The Indian Constitution: Cornerstone of A Nation

The author Granville Austin, was physically present during the Constitutional debates and was awarded a Padma Sri for his two books on the Indian Constitution. His work has also been quoted in Supreme Court judgements on Constitutional matters, in determination of our Founders intent.

The language question generated the longest debate and is the largest chapter in his book.

Quoting directly

>The Hindi-wallahs were ready to risk splitting the Assembly and the country in their unreasoning pursuit of uniformity. They thus denied the Assembly's belief in the concept of accommodation and in decision-making by consensus. The Assembly members preferred to take decision by consensus or by as near to unanimity as possible. Not only was this method deeply embedded in the Indian tradition, it was manifestly the most practical way to frame the Constitution. A system of governance would not work effectively, Assembly members knew, if large segments of the population were opposed to it. Every attempt had to be made, therefore, to achieve the broadest possible agreement. The Hindi-wallahs, however, announced that they would impose Hindi on the country if they had a one-vote majority. To prevent this, the moderates went to great lengths to find a compromise. They ultimately acquiesced in the language provisions, although they were not happy with them, in the hope that they would provide a framework within which an amicable settlement would be reached. The moderates' fears that the extremists had not accepted the provisions in the spirit of consensus have, unfortunately, been borne out. Since 1950 the extremists have continued to scorn the spirit and have pursued their original aims on the basis of the letter of the Constitution, ignoring the intention of the compromise, which was to resolve the language issue without unduly harming the interests of any linguistic group.

Hindi speakers didnt give two hoots abt Indian unity and merely wanted to create their own "linguistic Rashtra", unlike every other cultural group who wanted a multicultural India where all languages are treated equally, without preference being shown to any language.
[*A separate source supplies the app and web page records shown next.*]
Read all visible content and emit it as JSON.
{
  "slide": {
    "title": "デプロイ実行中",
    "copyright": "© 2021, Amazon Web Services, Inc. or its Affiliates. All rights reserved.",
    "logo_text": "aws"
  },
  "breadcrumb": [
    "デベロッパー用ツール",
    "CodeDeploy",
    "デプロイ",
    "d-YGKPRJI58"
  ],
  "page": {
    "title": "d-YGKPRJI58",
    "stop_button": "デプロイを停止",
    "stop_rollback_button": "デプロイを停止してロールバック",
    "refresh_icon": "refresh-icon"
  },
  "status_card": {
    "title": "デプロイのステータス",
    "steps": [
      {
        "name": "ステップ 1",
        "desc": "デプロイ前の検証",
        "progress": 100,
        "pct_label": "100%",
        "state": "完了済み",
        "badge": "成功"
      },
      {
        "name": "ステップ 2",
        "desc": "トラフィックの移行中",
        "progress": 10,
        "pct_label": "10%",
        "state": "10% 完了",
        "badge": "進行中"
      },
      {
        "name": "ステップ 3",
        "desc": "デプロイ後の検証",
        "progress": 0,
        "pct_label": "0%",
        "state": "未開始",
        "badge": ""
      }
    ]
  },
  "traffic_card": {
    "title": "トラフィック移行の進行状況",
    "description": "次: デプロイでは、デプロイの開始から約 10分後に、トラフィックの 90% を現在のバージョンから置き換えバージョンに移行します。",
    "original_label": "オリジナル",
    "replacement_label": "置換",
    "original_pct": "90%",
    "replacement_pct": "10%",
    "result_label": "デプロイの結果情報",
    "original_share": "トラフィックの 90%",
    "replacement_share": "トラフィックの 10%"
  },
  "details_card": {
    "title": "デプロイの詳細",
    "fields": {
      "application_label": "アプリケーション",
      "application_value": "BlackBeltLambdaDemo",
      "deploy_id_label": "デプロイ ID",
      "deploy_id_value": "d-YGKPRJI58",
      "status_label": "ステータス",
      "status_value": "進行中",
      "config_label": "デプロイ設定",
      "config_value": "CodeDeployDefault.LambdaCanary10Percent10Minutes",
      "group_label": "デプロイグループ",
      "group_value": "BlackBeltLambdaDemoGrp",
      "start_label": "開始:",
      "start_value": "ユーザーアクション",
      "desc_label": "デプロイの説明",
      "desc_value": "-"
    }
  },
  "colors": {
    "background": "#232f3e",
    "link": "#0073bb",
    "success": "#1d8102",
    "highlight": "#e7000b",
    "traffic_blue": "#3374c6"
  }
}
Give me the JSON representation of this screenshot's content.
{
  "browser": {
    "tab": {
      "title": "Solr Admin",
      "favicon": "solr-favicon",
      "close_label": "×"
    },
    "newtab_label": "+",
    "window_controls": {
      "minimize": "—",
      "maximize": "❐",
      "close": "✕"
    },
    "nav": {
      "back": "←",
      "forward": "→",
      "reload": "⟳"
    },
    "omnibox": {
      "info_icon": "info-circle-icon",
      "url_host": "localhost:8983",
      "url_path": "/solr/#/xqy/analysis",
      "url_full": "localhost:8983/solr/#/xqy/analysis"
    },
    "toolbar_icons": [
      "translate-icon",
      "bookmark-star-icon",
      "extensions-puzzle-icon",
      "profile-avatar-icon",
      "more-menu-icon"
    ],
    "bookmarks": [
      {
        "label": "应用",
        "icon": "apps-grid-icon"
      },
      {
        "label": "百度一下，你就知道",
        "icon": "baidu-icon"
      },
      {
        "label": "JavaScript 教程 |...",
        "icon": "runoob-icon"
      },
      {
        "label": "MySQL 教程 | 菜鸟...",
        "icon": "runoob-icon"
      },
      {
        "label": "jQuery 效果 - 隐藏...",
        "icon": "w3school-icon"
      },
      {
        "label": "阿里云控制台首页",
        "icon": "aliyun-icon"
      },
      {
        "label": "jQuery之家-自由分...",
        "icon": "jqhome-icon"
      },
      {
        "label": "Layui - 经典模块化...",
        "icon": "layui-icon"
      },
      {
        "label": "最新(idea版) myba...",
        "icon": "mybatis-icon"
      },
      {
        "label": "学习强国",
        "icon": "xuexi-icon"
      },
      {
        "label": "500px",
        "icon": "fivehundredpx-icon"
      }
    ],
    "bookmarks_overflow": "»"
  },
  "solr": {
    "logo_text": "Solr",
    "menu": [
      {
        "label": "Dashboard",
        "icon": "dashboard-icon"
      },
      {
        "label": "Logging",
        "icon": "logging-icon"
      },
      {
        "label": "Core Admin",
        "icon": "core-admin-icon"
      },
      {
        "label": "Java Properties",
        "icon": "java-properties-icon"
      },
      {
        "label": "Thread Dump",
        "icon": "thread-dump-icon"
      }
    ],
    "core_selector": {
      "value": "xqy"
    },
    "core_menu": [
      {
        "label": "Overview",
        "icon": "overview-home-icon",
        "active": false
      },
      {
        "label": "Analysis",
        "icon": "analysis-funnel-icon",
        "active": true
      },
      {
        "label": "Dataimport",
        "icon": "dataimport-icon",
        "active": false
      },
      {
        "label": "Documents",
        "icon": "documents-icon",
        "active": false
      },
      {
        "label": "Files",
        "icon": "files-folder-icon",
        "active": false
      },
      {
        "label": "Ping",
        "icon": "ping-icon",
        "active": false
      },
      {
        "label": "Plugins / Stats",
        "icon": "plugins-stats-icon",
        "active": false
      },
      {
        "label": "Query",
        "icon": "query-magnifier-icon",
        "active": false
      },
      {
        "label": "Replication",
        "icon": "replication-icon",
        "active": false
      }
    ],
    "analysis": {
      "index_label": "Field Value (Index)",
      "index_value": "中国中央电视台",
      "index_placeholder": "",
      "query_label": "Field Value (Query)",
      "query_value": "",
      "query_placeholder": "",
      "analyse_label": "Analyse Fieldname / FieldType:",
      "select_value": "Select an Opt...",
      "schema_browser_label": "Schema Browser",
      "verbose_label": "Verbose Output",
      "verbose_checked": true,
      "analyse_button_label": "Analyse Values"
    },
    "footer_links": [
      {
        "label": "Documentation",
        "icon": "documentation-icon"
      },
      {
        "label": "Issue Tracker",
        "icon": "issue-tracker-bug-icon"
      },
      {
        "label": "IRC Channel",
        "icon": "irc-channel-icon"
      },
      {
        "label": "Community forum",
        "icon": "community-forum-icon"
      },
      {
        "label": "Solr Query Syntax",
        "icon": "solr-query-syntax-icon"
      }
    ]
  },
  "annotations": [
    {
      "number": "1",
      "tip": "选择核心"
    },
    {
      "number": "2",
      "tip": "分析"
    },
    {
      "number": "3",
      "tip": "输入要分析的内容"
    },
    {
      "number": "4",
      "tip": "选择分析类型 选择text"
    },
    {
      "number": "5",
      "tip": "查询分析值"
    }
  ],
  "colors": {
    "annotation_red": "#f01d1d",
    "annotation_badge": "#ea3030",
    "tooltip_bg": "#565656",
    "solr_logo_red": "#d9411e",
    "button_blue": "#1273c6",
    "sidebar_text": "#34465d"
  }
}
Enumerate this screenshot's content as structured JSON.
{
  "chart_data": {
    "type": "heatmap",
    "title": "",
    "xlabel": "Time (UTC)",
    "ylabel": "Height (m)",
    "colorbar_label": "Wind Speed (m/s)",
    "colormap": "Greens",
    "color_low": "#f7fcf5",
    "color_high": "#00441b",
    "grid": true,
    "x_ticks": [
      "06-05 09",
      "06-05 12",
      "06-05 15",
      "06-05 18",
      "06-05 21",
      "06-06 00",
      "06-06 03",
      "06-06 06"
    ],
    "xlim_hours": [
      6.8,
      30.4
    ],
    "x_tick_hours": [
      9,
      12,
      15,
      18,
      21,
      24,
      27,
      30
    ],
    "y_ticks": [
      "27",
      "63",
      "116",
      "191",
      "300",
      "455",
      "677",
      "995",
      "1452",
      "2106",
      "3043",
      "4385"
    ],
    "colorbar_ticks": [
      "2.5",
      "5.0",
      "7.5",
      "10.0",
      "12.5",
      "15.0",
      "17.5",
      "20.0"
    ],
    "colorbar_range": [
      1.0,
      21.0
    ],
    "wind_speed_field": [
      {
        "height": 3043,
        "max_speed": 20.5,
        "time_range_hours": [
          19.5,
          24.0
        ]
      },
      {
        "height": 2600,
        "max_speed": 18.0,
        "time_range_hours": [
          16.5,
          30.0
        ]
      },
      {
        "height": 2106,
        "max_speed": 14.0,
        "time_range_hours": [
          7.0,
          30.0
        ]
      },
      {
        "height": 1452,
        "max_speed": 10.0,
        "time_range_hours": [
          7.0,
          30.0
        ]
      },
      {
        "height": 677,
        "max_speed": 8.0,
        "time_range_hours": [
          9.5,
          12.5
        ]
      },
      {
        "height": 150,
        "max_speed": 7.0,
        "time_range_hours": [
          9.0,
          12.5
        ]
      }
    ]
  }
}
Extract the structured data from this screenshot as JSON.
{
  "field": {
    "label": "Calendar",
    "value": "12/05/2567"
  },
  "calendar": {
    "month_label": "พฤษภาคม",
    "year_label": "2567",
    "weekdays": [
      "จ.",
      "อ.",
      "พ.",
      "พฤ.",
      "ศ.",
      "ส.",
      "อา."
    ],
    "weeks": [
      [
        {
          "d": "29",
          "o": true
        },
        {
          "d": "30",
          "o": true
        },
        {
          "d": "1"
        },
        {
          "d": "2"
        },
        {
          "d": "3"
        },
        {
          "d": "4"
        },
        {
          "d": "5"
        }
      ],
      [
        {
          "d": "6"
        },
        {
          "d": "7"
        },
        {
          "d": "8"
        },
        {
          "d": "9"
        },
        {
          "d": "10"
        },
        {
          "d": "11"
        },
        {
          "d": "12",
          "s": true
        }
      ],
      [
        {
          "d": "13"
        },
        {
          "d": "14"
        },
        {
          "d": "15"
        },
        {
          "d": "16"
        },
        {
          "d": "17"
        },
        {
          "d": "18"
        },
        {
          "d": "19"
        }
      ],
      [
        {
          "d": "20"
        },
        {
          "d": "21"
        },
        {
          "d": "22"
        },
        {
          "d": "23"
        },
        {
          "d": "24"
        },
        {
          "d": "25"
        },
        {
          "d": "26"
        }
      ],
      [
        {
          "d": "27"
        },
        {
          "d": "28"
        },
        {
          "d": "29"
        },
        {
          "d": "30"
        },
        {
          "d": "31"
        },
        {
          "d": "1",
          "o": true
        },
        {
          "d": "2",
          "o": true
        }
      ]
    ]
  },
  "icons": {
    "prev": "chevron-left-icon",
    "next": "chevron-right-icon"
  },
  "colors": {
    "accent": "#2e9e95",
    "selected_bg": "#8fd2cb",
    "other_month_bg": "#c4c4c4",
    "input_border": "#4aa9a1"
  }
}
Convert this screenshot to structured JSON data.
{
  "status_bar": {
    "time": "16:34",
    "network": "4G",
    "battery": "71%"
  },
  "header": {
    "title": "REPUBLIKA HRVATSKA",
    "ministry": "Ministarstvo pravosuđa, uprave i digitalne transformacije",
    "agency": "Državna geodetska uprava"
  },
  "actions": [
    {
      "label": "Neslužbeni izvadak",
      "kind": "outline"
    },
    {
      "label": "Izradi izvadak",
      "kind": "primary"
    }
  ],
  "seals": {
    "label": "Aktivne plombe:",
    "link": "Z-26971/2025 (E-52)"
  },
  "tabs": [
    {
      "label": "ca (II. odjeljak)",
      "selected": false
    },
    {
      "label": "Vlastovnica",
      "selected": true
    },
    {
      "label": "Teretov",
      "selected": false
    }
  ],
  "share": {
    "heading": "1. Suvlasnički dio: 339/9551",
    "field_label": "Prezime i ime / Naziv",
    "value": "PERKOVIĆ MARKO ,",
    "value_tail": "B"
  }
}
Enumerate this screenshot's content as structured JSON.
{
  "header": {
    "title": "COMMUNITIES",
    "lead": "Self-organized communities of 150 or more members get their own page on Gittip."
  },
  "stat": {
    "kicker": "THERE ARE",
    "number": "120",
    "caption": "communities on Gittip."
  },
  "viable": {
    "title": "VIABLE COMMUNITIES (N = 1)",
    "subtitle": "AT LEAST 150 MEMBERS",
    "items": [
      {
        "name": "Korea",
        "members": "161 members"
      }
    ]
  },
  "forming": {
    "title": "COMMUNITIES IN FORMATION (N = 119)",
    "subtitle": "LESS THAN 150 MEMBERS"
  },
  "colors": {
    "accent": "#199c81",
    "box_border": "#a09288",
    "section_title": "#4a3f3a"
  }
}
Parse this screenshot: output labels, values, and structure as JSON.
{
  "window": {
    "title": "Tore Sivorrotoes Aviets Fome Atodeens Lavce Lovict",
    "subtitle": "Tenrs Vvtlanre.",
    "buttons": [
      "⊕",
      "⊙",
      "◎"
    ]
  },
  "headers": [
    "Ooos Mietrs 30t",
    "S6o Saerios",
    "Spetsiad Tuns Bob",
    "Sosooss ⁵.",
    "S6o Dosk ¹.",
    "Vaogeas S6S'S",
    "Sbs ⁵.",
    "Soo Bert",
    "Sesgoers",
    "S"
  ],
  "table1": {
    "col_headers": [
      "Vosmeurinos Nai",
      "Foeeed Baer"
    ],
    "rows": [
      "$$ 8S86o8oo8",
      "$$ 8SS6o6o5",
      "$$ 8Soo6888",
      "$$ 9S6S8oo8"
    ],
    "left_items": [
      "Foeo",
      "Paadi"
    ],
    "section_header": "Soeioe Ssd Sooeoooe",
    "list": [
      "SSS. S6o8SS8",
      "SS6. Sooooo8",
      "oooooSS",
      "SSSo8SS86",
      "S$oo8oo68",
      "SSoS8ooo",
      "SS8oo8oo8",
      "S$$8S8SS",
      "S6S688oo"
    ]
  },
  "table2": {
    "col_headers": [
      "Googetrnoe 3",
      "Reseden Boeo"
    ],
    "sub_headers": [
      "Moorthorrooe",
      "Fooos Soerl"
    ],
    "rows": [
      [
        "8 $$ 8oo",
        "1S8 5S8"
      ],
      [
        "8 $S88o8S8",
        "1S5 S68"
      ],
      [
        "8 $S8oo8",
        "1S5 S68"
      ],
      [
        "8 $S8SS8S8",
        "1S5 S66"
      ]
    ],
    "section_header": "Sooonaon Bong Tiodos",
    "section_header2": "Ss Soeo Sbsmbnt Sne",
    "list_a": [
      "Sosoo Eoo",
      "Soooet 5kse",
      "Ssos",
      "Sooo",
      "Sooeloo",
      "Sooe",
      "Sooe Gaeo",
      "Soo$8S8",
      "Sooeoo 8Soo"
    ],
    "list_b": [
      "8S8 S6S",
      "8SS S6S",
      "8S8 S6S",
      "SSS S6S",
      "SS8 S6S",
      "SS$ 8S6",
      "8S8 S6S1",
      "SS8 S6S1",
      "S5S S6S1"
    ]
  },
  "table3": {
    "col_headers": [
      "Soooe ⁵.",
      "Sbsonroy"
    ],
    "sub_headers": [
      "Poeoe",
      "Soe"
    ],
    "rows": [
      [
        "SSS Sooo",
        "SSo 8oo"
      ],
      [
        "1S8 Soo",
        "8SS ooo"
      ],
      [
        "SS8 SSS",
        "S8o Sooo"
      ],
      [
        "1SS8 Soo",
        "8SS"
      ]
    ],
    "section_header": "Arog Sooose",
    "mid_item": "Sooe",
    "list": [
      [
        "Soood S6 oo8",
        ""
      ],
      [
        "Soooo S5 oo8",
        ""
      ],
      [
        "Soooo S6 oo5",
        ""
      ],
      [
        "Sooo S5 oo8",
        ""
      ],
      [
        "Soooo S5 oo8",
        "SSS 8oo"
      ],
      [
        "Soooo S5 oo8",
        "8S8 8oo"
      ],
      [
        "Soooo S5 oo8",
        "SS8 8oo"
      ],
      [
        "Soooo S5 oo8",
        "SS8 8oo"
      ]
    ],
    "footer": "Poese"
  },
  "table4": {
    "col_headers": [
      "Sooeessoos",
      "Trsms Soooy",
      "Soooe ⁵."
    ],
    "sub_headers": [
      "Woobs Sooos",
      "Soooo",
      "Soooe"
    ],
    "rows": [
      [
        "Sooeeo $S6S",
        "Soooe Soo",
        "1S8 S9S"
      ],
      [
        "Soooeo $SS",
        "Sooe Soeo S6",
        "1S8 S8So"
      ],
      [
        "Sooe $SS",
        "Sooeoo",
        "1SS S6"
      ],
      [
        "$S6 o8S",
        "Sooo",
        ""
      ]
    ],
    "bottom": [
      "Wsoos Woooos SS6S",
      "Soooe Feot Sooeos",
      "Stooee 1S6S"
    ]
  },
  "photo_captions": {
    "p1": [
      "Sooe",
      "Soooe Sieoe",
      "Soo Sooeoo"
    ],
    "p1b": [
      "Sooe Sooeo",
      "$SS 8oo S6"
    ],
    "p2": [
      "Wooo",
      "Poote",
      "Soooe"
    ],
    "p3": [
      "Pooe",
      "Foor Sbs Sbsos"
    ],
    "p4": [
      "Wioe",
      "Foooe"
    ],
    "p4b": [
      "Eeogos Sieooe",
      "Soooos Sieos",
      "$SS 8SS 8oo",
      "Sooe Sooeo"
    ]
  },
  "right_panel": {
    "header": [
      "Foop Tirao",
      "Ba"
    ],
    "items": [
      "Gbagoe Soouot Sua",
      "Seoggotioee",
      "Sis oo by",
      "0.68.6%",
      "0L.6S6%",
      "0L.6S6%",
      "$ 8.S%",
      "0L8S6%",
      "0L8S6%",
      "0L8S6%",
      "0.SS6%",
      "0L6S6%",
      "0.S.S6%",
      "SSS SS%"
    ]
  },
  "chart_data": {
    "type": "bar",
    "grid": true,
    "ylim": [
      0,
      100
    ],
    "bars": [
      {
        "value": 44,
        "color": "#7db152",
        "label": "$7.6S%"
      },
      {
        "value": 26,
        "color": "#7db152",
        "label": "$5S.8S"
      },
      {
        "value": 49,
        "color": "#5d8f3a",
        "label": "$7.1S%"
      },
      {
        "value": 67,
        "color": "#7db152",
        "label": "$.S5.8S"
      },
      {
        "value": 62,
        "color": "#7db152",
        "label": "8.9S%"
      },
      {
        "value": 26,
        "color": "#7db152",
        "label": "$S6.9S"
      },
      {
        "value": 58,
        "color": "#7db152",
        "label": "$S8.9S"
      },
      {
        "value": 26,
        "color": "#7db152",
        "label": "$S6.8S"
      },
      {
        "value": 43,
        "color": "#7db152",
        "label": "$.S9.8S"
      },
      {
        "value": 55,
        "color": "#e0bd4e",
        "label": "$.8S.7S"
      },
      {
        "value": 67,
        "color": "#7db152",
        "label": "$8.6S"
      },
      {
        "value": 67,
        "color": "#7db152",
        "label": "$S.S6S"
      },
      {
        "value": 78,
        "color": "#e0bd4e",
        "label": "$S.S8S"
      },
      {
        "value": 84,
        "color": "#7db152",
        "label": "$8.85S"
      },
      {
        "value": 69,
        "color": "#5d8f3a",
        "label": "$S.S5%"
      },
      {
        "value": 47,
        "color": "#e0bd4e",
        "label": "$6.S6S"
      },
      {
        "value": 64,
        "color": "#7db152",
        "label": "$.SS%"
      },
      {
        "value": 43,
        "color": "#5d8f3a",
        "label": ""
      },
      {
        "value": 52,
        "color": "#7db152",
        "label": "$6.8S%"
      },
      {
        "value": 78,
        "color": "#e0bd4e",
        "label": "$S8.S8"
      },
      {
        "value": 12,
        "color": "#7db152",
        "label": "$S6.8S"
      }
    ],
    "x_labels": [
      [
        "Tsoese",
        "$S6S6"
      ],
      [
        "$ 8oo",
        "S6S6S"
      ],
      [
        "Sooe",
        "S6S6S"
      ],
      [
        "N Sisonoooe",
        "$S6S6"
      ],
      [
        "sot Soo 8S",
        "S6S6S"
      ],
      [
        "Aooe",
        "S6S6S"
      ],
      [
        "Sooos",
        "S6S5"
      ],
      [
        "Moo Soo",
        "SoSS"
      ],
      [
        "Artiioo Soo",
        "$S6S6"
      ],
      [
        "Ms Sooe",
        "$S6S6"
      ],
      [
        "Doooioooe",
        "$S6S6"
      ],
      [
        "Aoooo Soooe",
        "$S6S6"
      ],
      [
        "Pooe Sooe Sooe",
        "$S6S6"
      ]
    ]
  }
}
But to keep the Hindi heartland within India, a compromise was made (as noted in your source) and Hindi was given official language status as a sop, alongside English.

There never was any requirement for Indians to learn Hindi because it is our "national language" or "official language" or "lingua franca" or whatever nonsense.